On Thursday night hundreds of people took to the streets of Qatif, in eastern Saudi Arabia, to mark the deaths of at least 14 people in connection with protests against the government over the past year. They denounced the authorities’ failure to investigate these deaths, as well as its continuing crackdown on activists belonging to the Shiite Muslim minority.
Thursday’s protest marked the anniversary of the first protester death in November 2011. Demonstrators carried fake coffins to represent the dead. Authorities did not interfere with the peaceful march. Several eyewitnesses reported that a few hours after the protest ended, security forces shot at houses and into the air in a different part of the city. It was unclear whether these events were linked.
Since March 2011, residents of Qatif, which is a majority Shiite city, have held frequent anti-government protests. Nationwide, Shiites represent just 10 percent of the total population, and are mainly concentrated in the country’s oil-rich east. They are considered heretics by the country’s Sunni leaders, and are marginalised at every level: religious, economic, and political.
Reports vary widely as to the circumstances of the deaths of those killed in connection with anti-government protests. Eyewitnesses have said these people have done nothing but take part in demonstrations. The authorities, meanwhile, have said that they were killed because they attacked security forces, and that on one such occasion, two members of the security forces died.
A portion of the march. Most protesters covered their faces to conceal their identities, fearing reprisals by the authorities.
"During the past year, the situation for Shiites has gotten worse"
Mohammad Alsaeedi lives in Qatif. He has closely followed the protests in his city.
When the protests first started over a year and a half ago, only about 150 or 200 people would dare participate in them. They weren’t calling for the overthrow of the government, just an end to discrimination against Shiites. They wanted the authorities to release ‘forgotten prisoners’ – political prisoners held for years without trial. I remember telling my friends, ‘if the security forces start to arrest or kill people, many more will no doubt come out and support them.’ And that’s what happened.After a few months, they started arresting people, and the number of protesters increased. After the first person was killed, their numbers went from the hundreds to the thousands. And as more people died, the protests kept growing. It was no longer anymore just about the ‘forgotten prisoners’ or reforms; they started asking for justice for the dead and for the ruling family’s removal from power.The protesters also lost faith in their Shiite leaders, who tried to calm them by telling them that they were in dialogue with the government, and that it was best not to demonstrate so that these talks wouldn’t fall through. But seeing that their situation hasn’t improved, most Shiites don’t listen to them at all anymore. The protesters are mostly young, and don’t need leaders to rally around; they organise themselves using technology, mainly through Facebook pages.During the past year, the situation for Shiites has gotten worse, not just in Qatif but all over. The authorities have cracked down, arresting more and more activists. The people are angrier than ever, and will not forget the dead. It just seems so unfair that our region has all the oil, but that we do not profit from this money. It’s hard to find work, and if you’re Shiite, you can forget about getting a government job with any responsibility. The best you can do is join the traffic police, not the regular police. And Shiite youth are harassed by the police non-stop. If nothing changes, I don’t foresee this protest movement dying down anytime soon; on the contrary, it seems that it will only grow.”

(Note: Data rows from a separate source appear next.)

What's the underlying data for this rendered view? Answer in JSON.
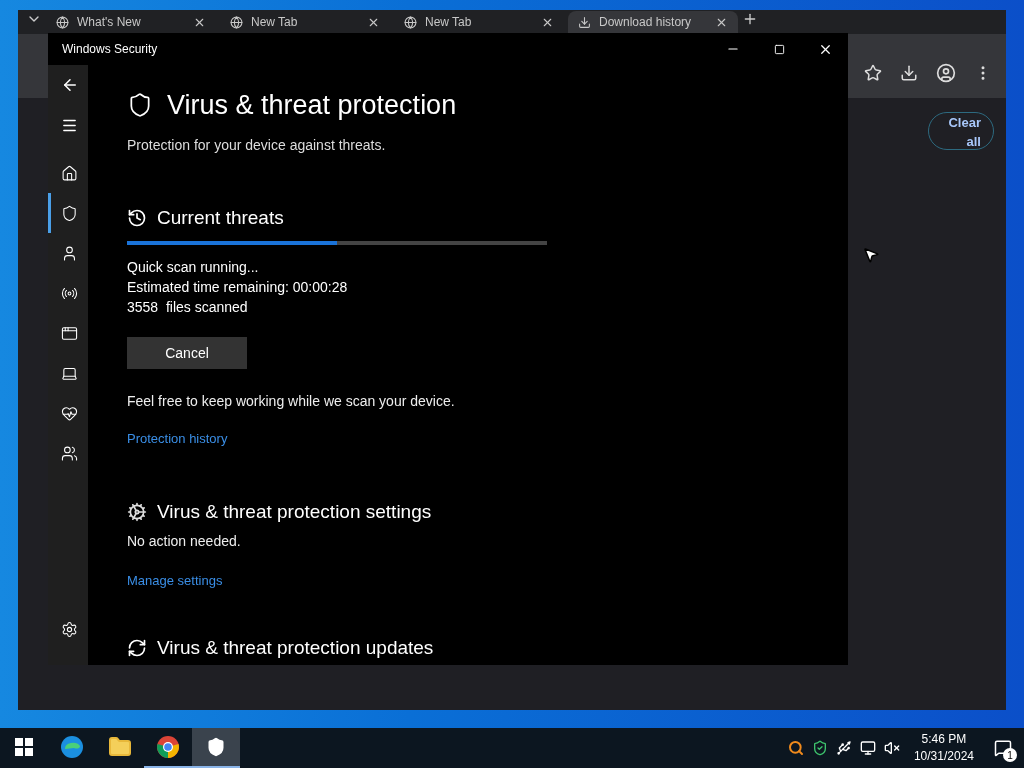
{
  "browser": {
    "tabs": [
      {
        "title": "What's New",
        "kind": "page",
        "selected": false
      },
      {
        "title": "New Tab",
        "kind": "page",
        "selected": false
      },
      {
        "title": "New Tab",
        "kind": "page",
        "selected": false
      },
      {
        "title": "Download history",
        "kind": "download",
        "selected": true
      }
    ],
    "clear_button": "Clear all"
  },
  "security_window": {
    "title": "Windows Security",
    "nav": [
      {
        "kind": "home",
        "selected": false
      },
      {
        "kind": "shield",
        "selected": true
      },
      {
        "kind": "account",
        "selected": false
      },
      {
        "kind": "network",
        "selected": false
      },
      {
        "kind": "app",
        "selected": false
      },
      {
        "kind": "device",
        "selected": false
      },
      {
        "kind": "health",
        "selected": false
      },
      {
        "kind": "family",
        "selected": false
      }
    ],
    "heading": "Virus & threat protection",
    "subtitle": "Protection for your device against threats.",
    "current_threats": {
      "heading": "Current threats",
      "level": 0.5,
      "status_lines": [
        "Quick scan running...",
        "Estimated time remaining: 00:00:28",
        "3558  files scanned"
      ],
      "cancel_button": "Cancel",
      "note": "Feel free to keep working while we scan your device.",
      "link": "Protection history"
    },
    "settings_section": {
      "heading": "Virus & threat protection settings",
      "status": "No action needed.",
      "link": "Manage settings"
    },
    "updates_section": {
      "heading": "Virus & threat protection updates"
    }
  },
  "taskbar": {
    "apps": [
      {
        "kind": "edge",
        "running": false,
        "selected": false
      },
      {
        "kind": "explorer",
        "running": false,
        "selected": false
      },
      {
        "kind": "chrome",
        "running": true,
        "selected": false
      },
      {
        "kind": "security",
        "running": true,
        "selected": true
      }
    ],
    "time": "5:46 PM",
    "date": "10/31/2024",
    "notification_count": "1"
  }
}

Protesters carried fake coffins to represent the dead. Photo posted by activists on Facebook.
The women chant: "Punish those that shot them!"